"I thought I had arrived," Asbjornson said.
For a summer, Asbjornson hauled hundreds of gallons of water to the chickens from a well a block away using two small pails. On payday he learned the Model T had been covered in a flood, the engine too rusted to start.
Undeterred, he worked on the car in his father's garage until it ran. Then he became his own boss and went into the garbage business.
"My parents felt one of the finest things they could do was teach me independence," Asbjornson said. "I couldn't have asked for better parents," he says of his mother, who was a teacher, and his father, a mechanic and farm implement dealer.
In their honor, he has created the Eric and Boots Asbjornson endowed scholarship at MSU. It is awarded to needy students from Fergus or Petroleum counties who have overcome personal adversity.
He went to Montana State College, as it was known then, in the early 1950s to study mechanical engineering.

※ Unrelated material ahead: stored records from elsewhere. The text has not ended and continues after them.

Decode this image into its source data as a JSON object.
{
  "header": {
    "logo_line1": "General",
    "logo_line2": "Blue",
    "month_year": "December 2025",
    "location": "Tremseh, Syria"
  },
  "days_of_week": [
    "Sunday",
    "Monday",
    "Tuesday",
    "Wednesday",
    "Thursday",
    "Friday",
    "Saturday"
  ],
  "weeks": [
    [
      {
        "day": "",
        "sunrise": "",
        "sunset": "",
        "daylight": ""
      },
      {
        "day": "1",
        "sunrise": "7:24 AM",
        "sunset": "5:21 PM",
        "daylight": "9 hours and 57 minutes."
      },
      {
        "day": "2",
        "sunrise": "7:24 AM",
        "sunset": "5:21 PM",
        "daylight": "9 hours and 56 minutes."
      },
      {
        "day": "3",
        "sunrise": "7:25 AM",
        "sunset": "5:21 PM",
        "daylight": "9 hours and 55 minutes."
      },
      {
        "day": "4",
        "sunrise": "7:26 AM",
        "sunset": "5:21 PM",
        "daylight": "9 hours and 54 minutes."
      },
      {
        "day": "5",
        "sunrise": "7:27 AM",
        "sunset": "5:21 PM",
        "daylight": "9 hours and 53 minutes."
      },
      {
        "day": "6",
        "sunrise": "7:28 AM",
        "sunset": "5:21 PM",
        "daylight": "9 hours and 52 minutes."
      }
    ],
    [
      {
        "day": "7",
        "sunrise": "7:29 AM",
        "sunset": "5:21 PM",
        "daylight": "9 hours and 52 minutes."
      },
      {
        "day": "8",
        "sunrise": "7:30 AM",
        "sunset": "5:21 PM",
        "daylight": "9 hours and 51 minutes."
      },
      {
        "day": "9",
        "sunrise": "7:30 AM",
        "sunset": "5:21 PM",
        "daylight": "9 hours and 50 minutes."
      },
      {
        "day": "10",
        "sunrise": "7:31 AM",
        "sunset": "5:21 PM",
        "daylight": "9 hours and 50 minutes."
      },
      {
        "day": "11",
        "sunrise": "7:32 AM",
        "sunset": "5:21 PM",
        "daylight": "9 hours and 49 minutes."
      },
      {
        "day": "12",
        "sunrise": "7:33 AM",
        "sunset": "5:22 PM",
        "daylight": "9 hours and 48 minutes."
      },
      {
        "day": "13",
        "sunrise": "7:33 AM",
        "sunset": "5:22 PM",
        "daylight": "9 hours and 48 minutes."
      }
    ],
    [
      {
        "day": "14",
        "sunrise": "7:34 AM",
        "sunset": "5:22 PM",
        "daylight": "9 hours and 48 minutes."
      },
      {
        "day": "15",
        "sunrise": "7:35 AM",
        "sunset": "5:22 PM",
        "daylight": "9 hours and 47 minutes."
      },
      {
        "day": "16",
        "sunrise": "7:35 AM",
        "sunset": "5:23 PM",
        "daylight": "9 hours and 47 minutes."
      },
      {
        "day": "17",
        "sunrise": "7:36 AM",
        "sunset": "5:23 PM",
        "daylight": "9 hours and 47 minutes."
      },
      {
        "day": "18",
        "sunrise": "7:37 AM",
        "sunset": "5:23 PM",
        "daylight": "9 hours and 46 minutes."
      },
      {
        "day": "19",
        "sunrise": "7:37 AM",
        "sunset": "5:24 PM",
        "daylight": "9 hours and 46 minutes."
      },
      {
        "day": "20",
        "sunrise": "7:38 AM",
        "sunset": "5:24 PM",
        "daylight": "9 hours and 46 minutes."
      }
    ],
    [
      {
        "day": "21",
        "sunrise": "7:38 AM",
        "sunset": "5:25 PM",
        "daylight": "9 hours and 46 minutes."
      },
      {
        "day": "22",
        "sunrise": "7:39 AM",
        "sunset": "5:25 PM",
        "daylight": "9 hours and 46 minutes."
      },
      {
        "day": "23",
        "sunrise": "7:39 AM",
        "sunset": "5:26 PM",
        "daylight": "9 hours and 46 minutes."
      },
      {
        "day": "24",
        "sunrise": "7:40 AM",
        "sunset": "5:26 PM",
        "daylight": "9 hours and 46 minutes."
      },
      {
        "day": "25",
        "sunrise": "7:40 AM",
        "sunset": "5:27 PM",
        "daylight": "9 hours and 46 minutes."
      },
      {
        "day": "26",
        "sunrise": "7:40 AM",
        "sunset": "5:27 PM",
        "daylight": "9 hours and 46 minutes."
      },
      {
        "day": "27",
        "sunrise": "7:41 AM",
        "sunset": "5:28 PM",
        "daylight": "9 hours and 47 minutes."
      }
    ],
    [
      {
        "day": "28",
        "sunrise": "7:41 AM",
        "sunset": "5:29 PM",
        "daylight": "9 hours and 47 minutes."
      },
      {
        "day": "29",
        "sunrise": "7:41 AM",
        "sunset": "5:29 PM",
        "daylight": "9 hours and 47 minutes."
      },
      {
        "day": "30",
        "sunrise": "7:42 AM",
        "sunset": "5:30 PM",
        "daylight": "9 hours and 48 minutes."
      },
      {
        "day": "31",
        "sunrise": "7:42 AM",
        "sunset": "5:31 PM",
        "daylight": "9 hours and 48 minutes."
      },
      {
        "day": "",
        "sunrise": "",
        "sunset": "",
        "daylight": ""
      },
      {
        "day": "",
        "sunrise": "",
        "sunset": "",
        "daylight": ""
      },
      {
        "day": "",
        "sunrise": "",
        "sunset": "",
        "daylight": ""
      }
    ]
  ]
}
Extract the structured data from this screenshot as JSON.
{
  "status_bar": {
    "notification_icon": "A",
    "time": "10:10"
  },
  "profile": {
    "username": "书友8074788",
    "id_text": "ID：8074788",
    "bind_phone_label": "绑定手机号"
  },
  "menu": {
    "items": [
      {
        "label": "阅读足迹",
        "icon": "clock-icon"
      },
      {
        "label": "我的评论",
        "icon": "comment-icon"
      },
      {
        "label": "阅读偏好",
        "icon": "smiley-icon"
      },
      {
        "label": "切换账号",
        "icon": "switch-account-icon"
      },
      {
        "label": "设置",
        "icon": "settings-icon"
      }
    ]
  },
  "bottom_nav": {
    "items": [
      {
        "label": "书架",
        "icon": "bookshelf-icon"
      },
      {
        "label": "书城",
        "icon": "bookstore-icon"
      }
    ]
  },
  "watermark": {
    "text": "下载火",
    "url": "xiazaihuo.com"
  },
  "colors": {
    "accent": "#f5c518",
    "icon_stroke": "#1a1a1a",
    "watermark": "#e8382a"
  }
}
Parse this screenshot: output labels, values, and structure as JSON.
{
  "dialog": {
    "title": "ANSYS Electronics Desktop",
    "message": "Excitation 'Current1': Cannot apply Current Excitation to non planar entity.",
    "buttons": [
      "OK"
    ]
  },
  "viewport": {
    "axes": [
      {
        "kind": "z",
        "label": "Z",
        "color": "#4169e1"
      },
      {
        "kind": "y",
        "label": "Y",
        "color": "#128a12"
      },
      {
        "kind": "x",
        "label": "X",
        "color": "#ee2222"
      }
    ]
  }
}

He struggled with math and science and in his second year dropped out, joined the Army and ended up as a tank mechanic in Korea.
"I came back determined to be a better student," Asbjornson said. "I realized that to control my life I needed an education."
For 28 years after his graduation from MSU, he worked his way up through the HVAC business until he founded AAON in 1988.
"I was 52 and a millionaire. Most people would just hang on, ride it out until retirement," Asbjornson said. "But I decided to gamble every dime I had to get this company and make it work."
AAON has been profitable from day one. It manufactures commercial air conditioning equipment weighing from 200 pounds to 20,000 pounds.
Asbjornson credits his success, in part, to learning early on not to be afraid of failure. He was not a great success in high school or college, but he persevered. His fortunes diminished twice before starting AAON, once through divorce and once when a real estate investment went sour.
"There are many very talented people who do not handle failure well, and thus do not succeed as well as they should," said Asbjornson, who received an honorary doctorate from MSU in 2004. "I learned never to let the weight of failure discourage me. I really appreciate the hard times in my life. I've come to believe my greatest moves forward were largely attributable to those negative times that made me shape up my life in a way I'd not have otherwise done."
Other of his early life lessons-learned from his parents-are gratitude and stewardship.
"I think it's an absolute must for everyone to give back to what made them successful. I had a lot of help from MSU and Winifred," Asbjornson said. "I can't repay those who helped me, for they're gone. But I can give to the next generation. I think everyone should balance the books and thank those people and institutions who helped them and also give to the next generation.
"It's a responsibility we all have."